(Provided entries)
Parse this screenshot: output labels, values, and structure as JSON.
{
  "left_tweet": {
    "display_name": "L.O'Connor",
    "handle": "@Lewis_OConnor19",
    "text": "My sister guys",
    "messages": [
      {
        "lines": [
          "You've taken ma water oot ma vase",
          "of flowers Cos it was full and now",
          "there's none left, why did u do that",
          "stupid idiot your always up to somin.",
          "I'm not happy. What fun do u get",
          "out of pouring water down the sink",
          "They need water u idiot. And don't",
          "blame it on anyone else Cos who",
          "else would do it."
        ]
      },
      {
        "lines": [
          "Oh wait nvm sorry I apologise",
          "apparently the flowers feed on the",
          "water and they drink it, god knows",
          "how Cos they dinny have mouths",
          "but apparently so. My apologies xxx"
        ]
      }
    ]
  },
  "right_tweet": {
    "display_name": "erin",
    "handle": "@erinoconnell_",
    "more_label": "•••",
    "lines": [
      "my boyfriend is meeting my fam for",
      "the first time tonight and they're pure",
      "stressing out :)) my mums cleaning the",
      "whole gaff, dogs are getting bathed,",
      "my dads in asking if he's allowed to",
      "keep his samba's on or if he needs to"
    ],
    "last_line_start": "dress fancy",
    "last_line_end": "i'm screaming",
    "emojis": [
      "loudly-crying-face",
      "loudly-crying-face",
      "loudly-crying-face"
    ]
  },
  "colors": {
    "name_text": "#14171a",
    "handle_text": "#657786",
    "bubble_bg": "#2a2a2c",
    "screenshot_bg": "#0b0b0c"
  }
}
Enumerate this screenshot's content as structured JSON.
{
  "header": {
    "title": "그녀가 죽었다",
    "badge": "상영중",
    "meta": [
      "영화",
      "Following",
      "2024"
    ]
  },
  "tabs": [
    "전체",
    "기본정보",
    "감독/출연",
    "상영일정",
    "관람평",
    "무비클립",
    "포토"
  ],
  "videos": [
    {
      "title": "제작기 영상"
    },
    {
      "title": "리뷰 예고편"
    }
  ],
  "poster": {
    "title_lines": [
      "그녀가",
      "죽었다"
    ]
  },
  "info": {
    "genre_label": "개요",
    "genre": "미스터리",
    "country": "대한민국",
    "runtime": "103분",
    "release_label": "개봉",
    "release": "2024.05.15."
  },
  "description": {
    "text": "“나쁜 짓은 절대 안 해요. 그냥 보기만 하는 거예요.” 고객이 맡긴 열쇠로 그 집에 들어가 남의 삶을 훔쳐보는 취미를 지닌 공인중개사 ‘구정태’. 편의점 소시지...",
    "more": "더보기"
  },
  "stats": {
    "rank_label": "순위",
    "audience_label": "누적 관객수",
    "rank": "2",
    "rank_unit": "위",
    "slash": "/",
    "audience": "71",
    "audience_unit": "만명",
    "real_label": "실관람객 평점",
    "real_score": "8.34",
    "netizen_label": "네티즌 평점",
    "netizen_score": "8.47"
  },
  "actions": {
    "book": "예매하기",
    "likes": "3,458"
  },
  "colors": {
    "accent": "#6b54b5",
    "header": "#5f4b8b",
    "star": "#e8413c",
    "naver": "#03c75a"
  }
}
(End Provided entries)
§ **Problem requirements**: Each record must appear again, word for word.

§ **Completed task**:
Parse this screenshot: output labels, values, and structure as JSON.
{
  "left_tweet": {
    "display_name": "L.O'Connor",
    "handle": "@Lewis_OConnor19",
    "text": "My sister guys",
    "messages": [
      {
        "lines": [
          "You've taken ma water oot ma vase",
          "of flowers Cos it was full and now",
          "there's none left, why did u do that",
          "stupid idiot your always up to somin.",
          "I'm not happy. What fun do u get",
          "out of pouring water down the sink",
          "They need water u idiot. And don't",
          "blame it on anyone else Cos who",
          "else would do it."
        ]
      },
      {
        "lines": [
          "Oh wait nvm sorry I apologise",
          "apparently the flowers feed on the",
          "water and they drink it, god knows",
          "how Cos they dinny have mouths",
          "but apparently so. My apologies xxx"
        ]
      }
    ]
  },
  "right_tweet": {
    "display_name": "erin",
    "handle": "@erinoconnell_",
    "more_label": "•••",
    "lines": [
      "my boyfriend is meeting my fam for",
      "the first time tonight and they're pure",
      "stressing out :)) my mums cleaning the",
      "whole gaff, dogs are getting bathed,",
      "my dads in asking if he's allowed to",
      "keep his samba's on or if he needs to"
    ],
    "last_line_start": "dress fancy",
    "last_line_end": "i'm screaming",
    "emojis": [
      "loudly-crying-face",
      "loudly-crying-face",
      "loudly-crying-face"
    ]
  },
  "colors": {
    "name_text": "#14171a",
    "handle_text": "#657786",
    "bubble_bg": "#2a2a2c",
    "screenshot_bg": "#0b0b0c"
  }
}
Enumerate this screenshot's content as structured JSON.
{
  "header": {
    "title": "그녀가 죽었다",
    "badge": "상영중",
    "meta": [
      "영화",
      "Following",
      "2024"
    ]
  },
  "tabs": [
    "전체",
    "기본정보",
    "감독/출연",
    "상영일정",
    "관람평",
    "무비클립",
    "포토"
  ],
  "videos": [
    {
      "title": "제작기 영상"
    },
    {
      "title": "리뷰 예고편"
    }
  ],
  "poster": {
    "title_lines": [
      "그녀가",
      "죽었다"
    ]
  },
  "info": {
    "genre_label": "개요",
    "genre": "미스터리",
    "country": "대한민국",
    "runtime": "103분",
    "release_label": "개봉",
    "release": "2024.05.15."
  },
  "description": {
    "text": "“나쁜 짓은 절대 안 해요. 그냥 보기만 하는 거예요.” 고객이 맡긴 열쇠로 그 집에 들어가 남의 삶을 훔쳐보는 취미를 지닌 공인중개사 ‘구정태’. 편의점 소시지...",
    "more": "더보기"
  },
  "stats": {
    "rank_label": "순위",
    "audience_label": "누적 관객수",
    "rank": "2",
    "rank_unit": "위",
    "slash": "/",
    "audience": "71",
    "audience_unit": "만명",
    "real_label": "실관람객 평점",
    "real_score": "8.34",
    "netizen_label": "네티즌 평점",
    "netizen_score": "8.47"
  },
  "actions": {
    "book": "예매하기",
    "likes": "3,458"
  },
  "colors": {
    "accent": "#6b54b5",
    "header": "#5f4b8b",
    "star": "#e8413c",
    "naver": "#03c75a"
  }
}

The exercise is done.